From 2001 through 2009, Arizona legislators met with conference commissioners, coaches and university officials from the ACC, SEC, PAC-10, Big 10, and Big 12.Â (Complete list of cities, conferences, games and ticket costs are listed below). It was our entire team’s clear understanding that the Bowl was to bill elected officials for the cost of the game day ticket. We were assured that those responsibilities, for billing elected officials, were being handled internally by Bowl staff. It is now our understanding that those responsibilities were never carried out by Bowl staff. That does not in any way exonerate lawmakers from paying for the game day ticket, it is simply stated as another sign that Bowl staff were not doing what they told us they were doing.
Overall, the trips were an integral part of educating elected officials on the economic significance of the Bowl games and how they exist in an extremely competitive environment. It is human nature to take for granted that which you already have and not to be grateful for the opportunities you have been given (an ironic point, now that we know something about the troubles that beset other aspects of the organization). The trips were a significant way to remind policy makers of how economically important the games are to Arizona’s economy and to ensure that our place in the BCS rotation was not be taken for granted. That which has been granted to our State can easily be taken away.

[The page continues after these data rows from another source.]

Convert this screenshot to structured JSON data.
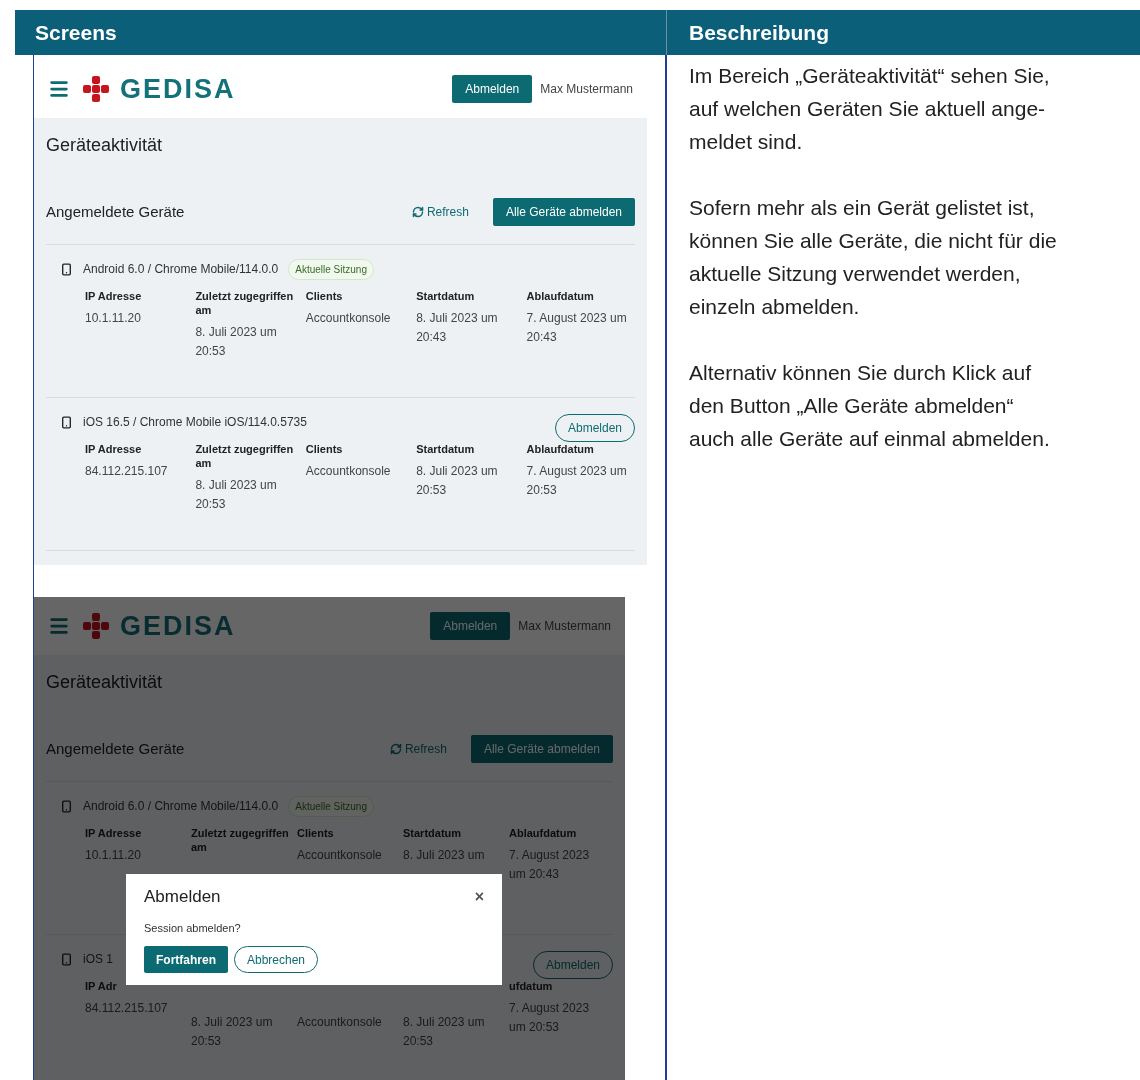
{
  "table": {
    "columns": [
      "Screens",
      "Beschreibung"
    ]
  },
  "screens": [
    {
      "dimmed": false,
      "logo": "GEDISA",
      "logout_button": "Abmelden",
      "user": "Max Mustermann",
      "page_title": "Geräteaktivität",
      "section_title": "Angemeldete Geräte",
      "refresh": "Refresh",
      "logout_all": "Alle Geräte abmelden",
      "devices": [
        {
          "name": "Android 6.0 / Chrome Mobile/114.0.0",
          "badge": "Aktuelle Sitzung",
          "cells": [
            {
              "label": "IP Adresse",
              "value": "10.1.11.20"
            },
            {
              "label": "Zuletzt zugegriffen am",
              "value": "8. Juli 2023 um 20:53"
            },
            {
              "label": "Clients",
              "value": "Accountkonsole"
            },
            {
              "label": "Startdatum",
              "value": "8. Juli 2023 um 20:43"
            },
            {
              "label": "Ablaufdatum",
              "value": "7. August 2023 um 20:43"
            }
          ]
        },
        {
          "name": "iOS 16.5 / Chrome Mobile iOS/114.0.5735",
          "logout_button": "Abmelden",
          "cells": [
            {
              "label": "IP Adresse",
              "value": "84.112.215.107"
            },
            {
              "label": "Zuletzt zugegriffen am",
              "value": "8. Juli 2023 um 20:53"
            },
            {
              "label": "Clients",
              "value": "Accountkonsole"
            },
            {
              "label": "Startdatum",
              "value": "8. Juli 2023 um 20:53"
            },
            {
              "label": "Ablaufdatum",
              "value": "7. August 2023 um 20:53"
            }
          ]
        }
      ]
    },
    {
      "dimmed": true,
      "logo": "GEDISA",
      "logout_button": "Abmelden",
      "user": "Max Mustermann",
      "page_title": "Geräteaktivität",
      "section_title": "Angemeldete Geräte",
      "refresh": "Refresh",
      "logout_all": "Alle Geräte abmelden",
      "devices": [
        {
          "name": "Android 6.0 / Chrome Mobile/114.0.0",
          "badge": "Aktuelle Sitzung",
          "cells": [
            {
              "label": "IP Adresse",
              "value": "10.1.11.20"
            },
            {
              "label": "Zuletzt zugegriffen am"
            },
            {
              "label": "Clients",
              "value": "Accountkonsole"
            },
            {
              "label": "Startdatum",
              "value": "8. Juli 2023 um"
            },
            {
              "label": "Ablaufdatum",
              "value": "7. August 2023 um 20:43"
            }
          ]
        },
        {
          "name": "iOS 1",
          "logout_button": "Abmelden",
          "cells": [
            {
              "label": "IP Adr",
              "value": "84.112.215.107"
            },
            {
              "value": "8. Juli 2023 um 20:53"
            },
            {
              "value": "Accountkonsole"
            },
            {
              "value": "8. Juli 2023 um 20:53"
            },
            {
              "label": "ufdatum",
              "value": "7. August 2023 um 20:53"
            }
          ]
        }
      ],
      "dialog": {
        "title": "Abmelden",
        "close": "×",
        "message": "Session abmelden?",
        "confirm": "Fortfahren",
        "cancel": "Abbrechen"
      }
    }
  ],
  "description": [
    "Im Bereich „Geräteaktivität“ sehen Sie,\nauf welchen Geräten Sie aktuell ange-\nmeldet sind.",
    "Sofern mehr als ein Gerät gelistet ist,\nkönnen Sie alle Geräte, die nicht für die\naktuelle Sitzung verwendet werden,\neinzeln abmelden.",
    "Alternativ können Sie durch Klick auf\nden Button „Alle Geräte abmelden“\nauch alle Geräte auf einmal abmelden."
  ]
}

Without legislative support, we never would have hosted two National Championship Games, which have generated hundreds of millions of dollars for our local economy.
In the past two weeks, some partisan political figures have made allegations about wrongdoing that we at HighGround take very seriously â€“ all the more so because those allegations are flat-out untruths. It is time to stop the rhetoric.
There are simply no facts to support any allegations of impropriety on the part of anyone at HighGround. We were honored and pleased to help an organization we consider to be an Arizona treasure.
We are equally troubled and shocked by the reports we have read and are hopeful that the Attorney General can sort out truth from fiction in a deliberate, fair manner and hold accountable those who are responsible for breaking laws or misleading the public.
|Year||City||Conference (s)||Matchup||Ticket Cost|
|2001||Seattle||Big 10/Big 10||Michigan/Washington||$35.00|
|2002||Denver||Mountain West/Big 12||Colorado State/Colorado||$45.00|
|2007||Pasadena||Mountain West/ PAC-10||BYU/UCLA||$47.00|
|2008||Boston||ACC||Virginia Tech/Boston College||$50.00|